We rolled ourselves out of the Cliff House and into a cab headed straight for an afternoon of acupuncture at SF Community Acupuncture in the Mission. It’s a female owned, affordable acupuncture center that offers treatments in a quiet, group setting. It was the first time for both of us so we were a bit nervous (and giggly) as Kien Chou, our cool calm and collected acupuncturist, stuck thin needles in problem areas to help relieve some of our everyday aches and pains. An hour later, relaxed and still full from lunch we headed back home for an afternoon nap while the weather was still overcast.
The evening brought us to Absinthe in Hayes Valley for drinks and snacks with friends in their hip bar. We sipped classic cocktails like French 75′s, bubbly Prosecco and of course the namesake liqueur itself, absinthe. From their bar menu, we slurped down some more west coast oysters, snacked on a crispy artichoke and goat cheese flatbread and picked at a perfectly selected cheese plate.
We kick started our Saturday with brunch at Starbelly, a highly acclaimed newcomer to the Castro neighborhood. Serving up California comfort food, our meal started off with a lemon pistachio donut, one of the best I’ve ever had (courtesy of Dynamo Donuts in the Mission) and delicious vermouth champagne cocktails. We chowed down on sunny-side up eggs with spinach, red onion and sausage and a wild mushroom stratta, a variation on a fritatta, and washed it all down with some fresh squeezed OJ. Stuffed and ready to work it all off, we set out on a long walk from Union Square to Fisherman’s Warf, where we stopped to pick up some bicycles from Blazing Saddles for our bike ride over the golden gate. The ride showed how fit everyone in the city is, there were a ton of people running, biking and walking (the view definitely makes the workout easier) on the beautiful Saturday afternoon. With our helmets strapped on and a mini map as our GPS we made our way up and down hills and down the National Park Bike Path alongside the Pacific Ocean to get to the Golden Gate Bridge.

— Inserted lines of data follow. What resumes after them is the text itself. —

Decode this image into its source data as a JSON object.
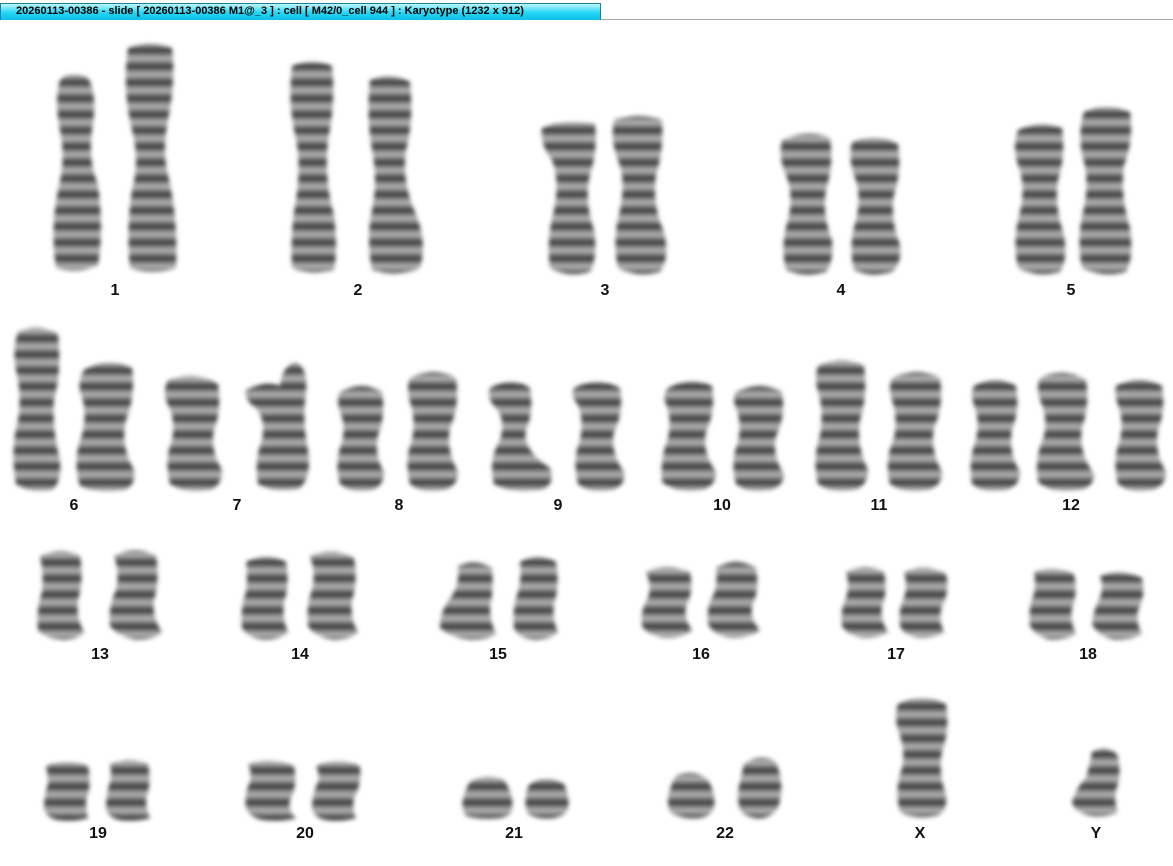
{
  "window": {
    "title": "20260113-00386 - slide [ 20260113-00386 M1@_3 ] : cell [ M42/0_cell 944 ] : Karyotype  (1232 x 912)"
  },
  "karyotype": {
    "labels": [
      "1",
      "2",
      "3",
      "4",
      "5",
      "6",
      "7",
      "8",
      "9",
      "10",
      "11",
      "12",
      "13",
      "14",
      "15",
      "16",
      "17",
      "18",
      "19",
      "20",
      "21",
      "22",
      "X",
      "Y"
    ]
  }
}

As the Blazing Saddles staff cheered us across their makeshift finish line, we were ready for dinner. We had worked up quite an appetite during our bike tour, so we made our way to Urban Tavern in Union Square for an evening full of comfort food. The meal started off with a house made soft pretzel served with grain mustard, mussels and clams with chorizo in a smoked paprika sauce and a deliciously fresh chopped farmers market vegetable salad. Stuffed by the time our entrees arrived, we tackled a perfectly medium-rare steak with french fries and a crock of roasted veggies. Dessert was the star of the evening as we died-and-went-to-heaven over their signature peanut butter cup served with salted peanut brittle and Ciao Bella peanut butter gelato. We drooled over the banana trifle jar, layers of banana cake, sliced banana and whipped cream, leaving us stuffed to the brim and utterly satisfied. We bar hopped that evening with the locals and ended up at the west coast outpost of NYC’s Beauty Bar, where we danced our butts off to early 2000′s tracks.
As if we hadn’t spent the past seven days eating ourselves into a oblivion, we decided one last indulgent brunch at 2223 in the Castro was the perfect send-off before heading to SFO. Chorizo and pepper jack scrambles, smoked salmon eggs benedict and warm cinnamon rolls with walnuts were accompanied by sky-high glasses filled with spicy gazpacho bloody marys.
As the fasten your seat belts light went on and the pilot introduced himself on Virgin Airlines Flight 24 to JFK, we knew we’d seen the real San Francisco, the heart and soul of its culinary culture. Not a bad way to spend a week 3,000 miles away from the delectable offerings of New York City.